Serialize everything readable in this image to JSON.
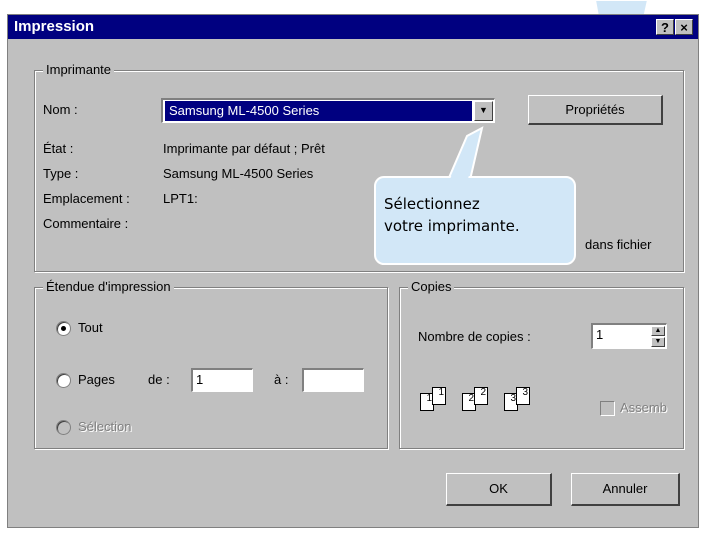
{
  "dialog": {
    "title": "Impression",
    "help_btn": "?",
    "close_btn": "×"
  },
  "printer": {
    "group_label": "Imprimante",
    "name_label": "Nom :",
    "name_value": "Samsung ML-4500 Series",
    "properties_btn": "Propriétés",
    "status_label": "État :",
    "status_value": "Imprimante par défaut ; Prêt",
    "type_label": "Type :",
    "type_value": "Samsung ML-4500 Series",
    "location_label": "Emplacement :",
    "location_value": "LPT1:",
    "comment_label": "Commentaire :",
    "print_to_file_partial": "dans fichier"
  },
  "range": {
    "group_label": "Étendue d'impression",
    "all": "Tout",
    "pages": "Pages",
    "from_label": "de :",
    "from_value": "1",
    "to_label": "à :",
    "to_value": "",
    "selection": "Sélection"
  },
  "copies": {
    "group_label": "Copies",
    "count_label": "Nombre de copies :",
    "count_value": "1",
    "collate_label": "Assemb",
    "page_labels": [
      "1",
      "1",
      "2",
      "2",
      "3",
      "3"
    ]
  },
  "buttons": {
    "ok": "OK",
    "cancel": "Annuler"
  },
  "callout": {
    "line1": "Sélectionnez",
    "line2": "votre imprimante."
  },
  "colors": {
    "title_bar": "#000080",
    "dialog_bg": "#c0c0c0",
    "callout_bg": "#d2e7f7"
  }
}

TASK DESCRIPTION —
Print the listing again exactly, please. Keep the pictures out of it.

OUTPUT OF THE TASK —
Serialize everything readable in this image to JSON.
{
  "dialog": {
    "title": "Impression",
    "help_btn": "?",
    "close_btn": "×"
  },
  "printer": {
    "group_label": "Imprimante",
    "name_label": "Nom :",
    "name_value": "Samsung ML-4500 Series",
    "properties_btn": "Propriétés",
    "status_label": "État :",
    "status_value": "Imprimante par défaut ; Prêt",
    "type_label": "Type :",
    "type_value": "Samsung ML-4500 Series",
    "location_label": "Emplacement :",
    "location_value": "LPT1:",
    "comment_label": "Commentaire :",
    "print_to_file_partial": "dans fichier"
  },
  "range": {
    "group_label": "Étendue d'impression",
    "all": "Tout",
    "pages": "Pages",
    "from_label": "de :",
    "from_value": "1",
    "to_label": "à :",
    "to_value": "",
    "selection": "Sélection"
  },
  "copies": {
    "group_label": "Copies",
    "count_label": "Nombre de copies :",
    "count_value": "1",
    "collate_label": "Assemb",
    "page_labels": [
      "1",
      "1",
      "2",
      "2",
      "3",
      "3"
    ]
  },
  "buttons": {
    "ok": "OK",
    "cancel": "Annuler"
  },
  "callout": {
    "line1": "Sélectionnez",
    "line2": "votre imprimante."
  },
  "colors": {
    "title_bar": "#000080",
    "dialog_bg": "#c0c0c0",
    "callout_bg": "#d2e7f7"
  }
}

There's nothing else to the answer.